     More specifically, the central inquiry for understanding the appropriate progress must be on the student’s unique circumstances. IEP deliberations must carefully consider and tailor an educational program and objectives to the child’s levels of achievement, disability, and potential for growth.21 Grade-level advancement may be appropriate in some circumstances. And, while an individualized assessment may lead to different goals, “every child should have the chance to meet challenging objectives.”22 The program must be “ambitious in light of the circumstances.”23 In any event, and regardless of the student’s placement, any standard requires more than de minimis progress, the standard the Tenth Circuit used to rule against Endrew.24
     Distilled to its core, the Court found, the IDEA “requires an educational program reasonably calculated to enable a child to make progress appropriate in light of the child’s circumstances.”25 Those who would prefer a bright-line test may be disappointed, because the Court was also clear that it was not articulating a formula, but rather describing a standard. Indeed, a formula would run counter to the Court’s call for an IEP tailored to a child’s unique circumstances.

     Endrew refines Rowley and has some significant implications for professional educators. First, a child’s IEP must have challenging objectives and be “appropriately ambitious” to be appropriate.26 Programs offering de minimis benefit will not accord with the entitlement to FAPE. Second, the objectives for a student are unique, adjusted to the circumstances to the child. One size does not fit all. Third, while deference is given to the school authorities in exercising their judgment, they must “offer a cogent and responsive explanation for their decisions.” Those decisions must be “reasonably calculated to enable the child to make progress appropriate in light of the his[/her] circumstances.”27 If school officials want their decisions upheld, if challenged, they must be reasoned and informed. If anything, school administrators and teachers must ensure that their decisions are supported by decisions grounded in best practices as they relate to the particular student.
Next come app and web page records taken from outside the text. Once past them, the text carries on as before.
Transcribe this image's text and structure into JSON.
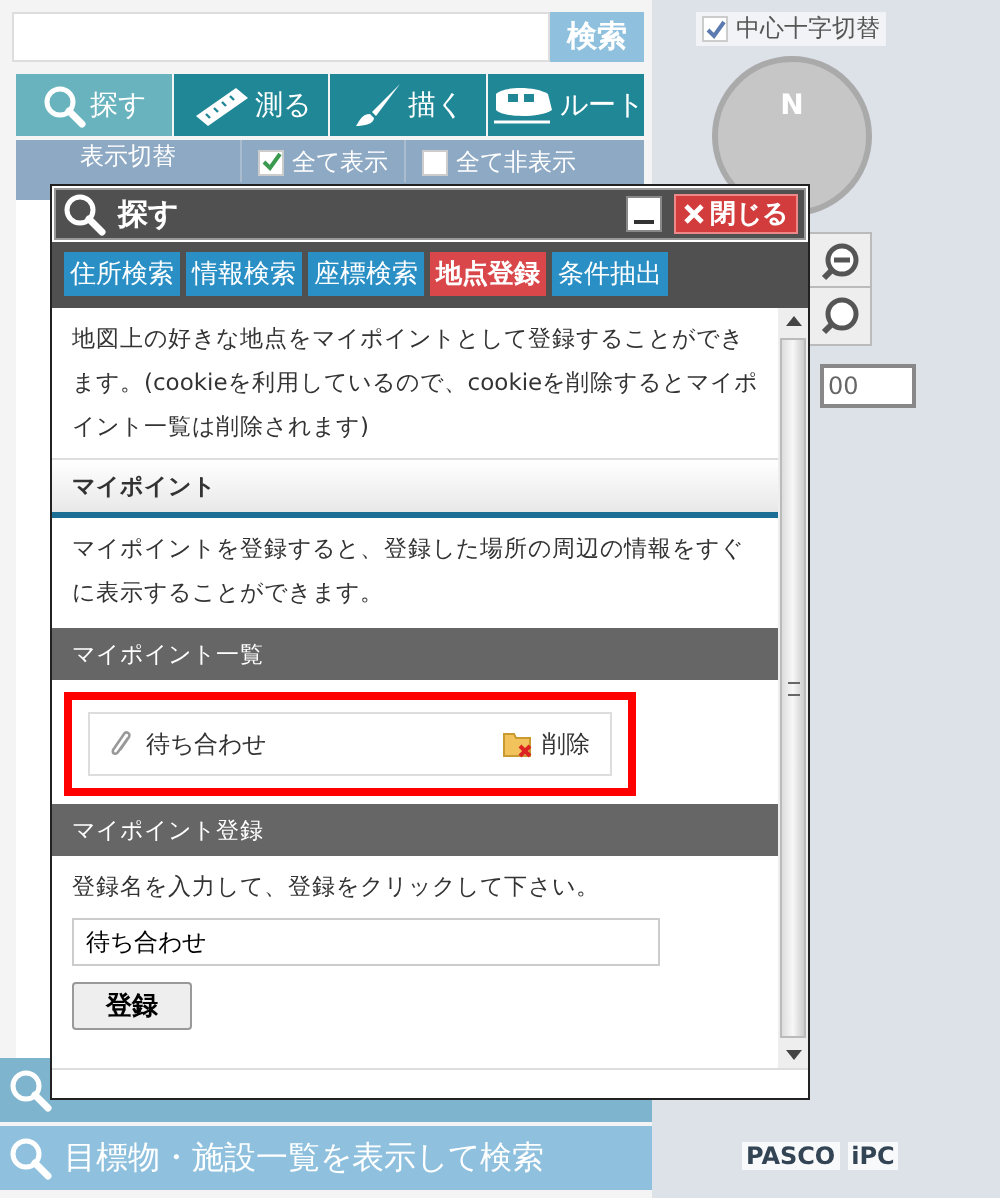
{
  "search": {
    "button": "検索"
  },
  "tools": [
    {
      "label": "探す",
      "selected": true
    },
    {
      "label": "測る",
      "selected": false
    },
    {
      "label": "描く",
      "selected": false
    },
    {
      "label": "ルート",
      "selected": false
    }
  ],
  "display_bar": {
    "title": "表示切替",
    "toggles": [
      {
        "label": "全て表示",
        "checked": true
      },
      {
        "label": "全て非表示",
        "checked": false
      }
    ]
  },
  "bottom_buttons": [
    "目標物・施設一覧を表示して検索"
  ],
  "map": {
    "crosshair_toggle": {
      "label": "中心十字切替",
      "checked": true
    },
    "compass_label": "N",
    "scale_value": "00",
    "credits": [
      "PASCO",
      "iPC"
    ]
  },
  "dialog": {
    "title": "探す",
    "close_button": "閉じる",
    "tabs": [
      {
        "label": "住所検索",
        "selected": false
      },
      {
        "label": "情報検索",
        "selected": false
      },
      {
        "label": "座標検索",
        "selected": false
      },
      {
        "label": "地点登録",
        "selected": true
      },
      {
        "label": "条件抽出",
        "selected": false
      }
    ],
    "intro": "地図上の好きな地点をマイポイントとして登録することができます。(cookieを利用しているので、cookieを削除するとマイポイント一覧は削除されます)",
    "my_point": {
      "heading": "マイポイント",
      "text": "マイポイントを登録すると、登録した場所の周辺の情報をすぐに表示することができます。"
    },
    "list": {
      "heading": "マイポイント一覧",
      "highlighted": true,
      "items": [
        {
          "name": "待ち合わせ",
          "delete_label": "削除"
        }
      ]
    },
    "register": {
      "heading": "マイポイント登録",
      "instruction": "登録名を入力して、登録をクリックして下さい。",
      "value": "待ち合わせ",
      "button": "登録"
    }
  }
}
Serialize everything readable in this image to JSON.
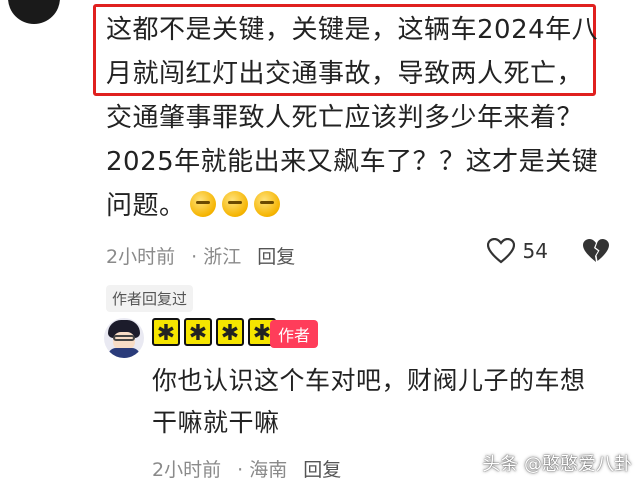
{
  "comment": {
    "lines": [
      "这都不是关键，关键是，这辆车2024年八",
      "月就闯红灯出交通事故，导致两人死亡，",
      "交通肇事罪致人死亡应该判多少年来着？",
      "2025年就能出来又飙车了？？这才是关键",
      "问题。"
    ],
    "emoji_count": 3,
    "time": "2小时前",
    "location": "浙江",
    "reply_label": "回复",
    "like_count": "54"
  },
  "author_replied_label": "作者回复过",
  "reply": {
    "username_stars": "****",
    "author_tag": "作者",
    "lines": [
      "你也认识这个车对吧，财阀儿子的车想",
      "干嘛就干嘛"
    ],
    "time": "2小时前",
    "location": "海南",
    "reply_label": "回复"
  },
  "watermark": "头条 @憨憨爱八卦",
  "colors": {
    "highlight": "#e0201f",
    "author_tag": "#ff3d5a",
    "stars": "#f6e500"
  }
}
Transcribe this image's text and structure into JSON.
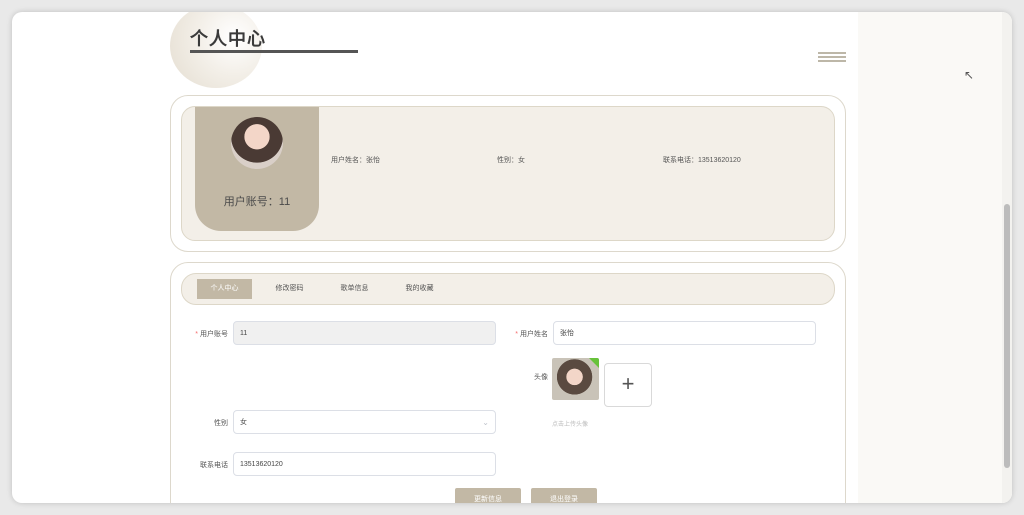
{
  "header": {
    "title": "个人中心"
  },
  "profile": {
    "account_label": "用户账号：",
    "account_value": "11",
    "name_text": "用户姓名：张怡",
    "gender_text": "性别：女",
    "phone_text": "联系电话：13513620120"
  },
  "tabs": [
    {
      "label": "个人中心",
      "active": true
    },
    {
      "label": "修改密码"
    },
    {
      "label": "歌单信息"
    },
    {
      "label": "我的收藏"
    }
  ],
  "form": {
    "account_label": "用户账号",
    "account_value": "11",
    "name_label": "用户姓名",
    "name_value": "张怡",
    "avatar_label": "头像",
    "upload_hint": "点击上传头像",
    "gender_label": "性别",
    "gender_value": "女",
    "phone_label": "联系电话",
    "phone_value": "13513620120"
  },
  "buttons": {
    "update": "更新信息",
    "logout": "退出登录"
  },
  "icons": {
    "menu": "hamburger-icon",
    "upload": "plus-icon",
    "cursor": "mouse-pointer-icon"
  },
  "colors": {
    "accent": "#c2b8a5",
    "panel_bg": "#f3efe8",
    "required": "#f56c6c"
  }
}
1 20 U.S.C. §1412(a)(1).
2 § 1401(9).
3 § 1401 (26).
4 § 1401(9)(D). The Supreme Court in Honig v. Doe characterized the IEP as “the centerpiece” for the delivery of special education services to a student with a disability. 484 U.S. 305, 311 (1988).
5 458 U.S. 176 (1982).
6 Id. at 207.
7 580 U.S. _____ , at 1 (slip op. )(2017).
8 Id.
9 Endrew’s teachers characterized him has having a “sweet disposition,” but his behavior including screaming in class, climbing over furniture, fear of commonplace items, and leaving school interfered with his learning. Id. at 6-7.
10 Id. at 7.
11 Id.
12 Id.
13 Id. at 8.
14 Id. (internal citations omitted).
15 Id. (internal citations omitted).
16 Id. at 5.
17 Id. at 10.
18 Id. at 11 (emphasis in original).
19 Id.
20 Id.
21 Id. at 12.
22 Id. at 14.
23 Id.
24 Id. at 14.
25 Id. at 14-15.
26 Id. at 14.
27 Id. at 16.

You are here: Home SLR Express